Media pundits took to Twitter this week to debate a proposition by Reuters blogger Felix Salmon that The New York Times could draw profits from its scoops -- such as a recent story on allegations of bribery involving Wal-Mart Mexico -- if it offered early access to these stories, for a fee. While some commentators think premium access would be a great way for the paper to further monetize its content, Mathew Ingram writes that such a move would undermine the paper's public-service legacy and could ultimately harm its credibility.
NBC Universal's Syfy is already warming up advertisers to product-integration deals for the 2013 network series called "Defiance," in which multiplayer online gaming will intermingle with the TV show's plot. "Syfy is pushing past linear TV and showing there's a bigger environment for advertisers outside the one screen," Mindshare managing director Ellen Ferrari said.
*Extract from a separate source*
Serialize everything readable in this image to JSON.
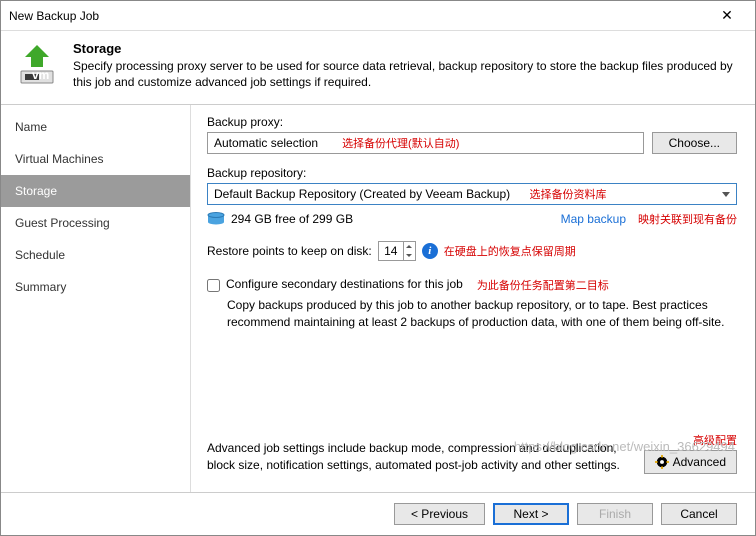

TV ads in Britain will be rendered interactive for mobile devices by Shazam under an exclusive distribution agreement with broadcaster ITV. The accord expands the service offered by Shazam for TV in the U.S., where many advertisers on "American Idol," the Super Bowl and other TV fare have had their ads enabled for mobile devices by Shazam.
More than half of marketers employed video for content marketing in 2011, catching up to print, website and e-mail tactics, according to the Custom Content Council and ContentWise. That trend should continue, with 54% of North American marketers planning to use more video content this year.
Google re-entered the smartphone direct-sales channel on Tuesday, introducing on its website an unlocked version of Samsung Electronics' Galaxy Nexus phone. The move comes two years after it tried in vain to sell its own device online. Google is charging $399 for the phone; consumers can buy AT&T or T-Mobile SIM cards to use the Galaxy Nexus or pay $200 to purchase the handset from Verizon Wireless or Sprint Nextel under a two-year contract.
U.K. broadband provider BT has invited rival ISPs that are members of the so-called next-generation access group to take part in fiber-to-the-premises trials in six communities ahead of a nationwide pilot program scheduled to launch May 21. The rollout of BT's "ultrafast" FTTP service is part of the company's investment in broadband infrastructure in the U.K. that a report from Regeneris Consulting says could bring thousands of jobs to Scotland alone over the next 15 years.
Although we recognize that our customers want to watch a variety of high-quality video content at affordable prices from the comfort of their homes, we also realize that they are on the move, and thus they want access to digital video not just anytime, but also anywhere.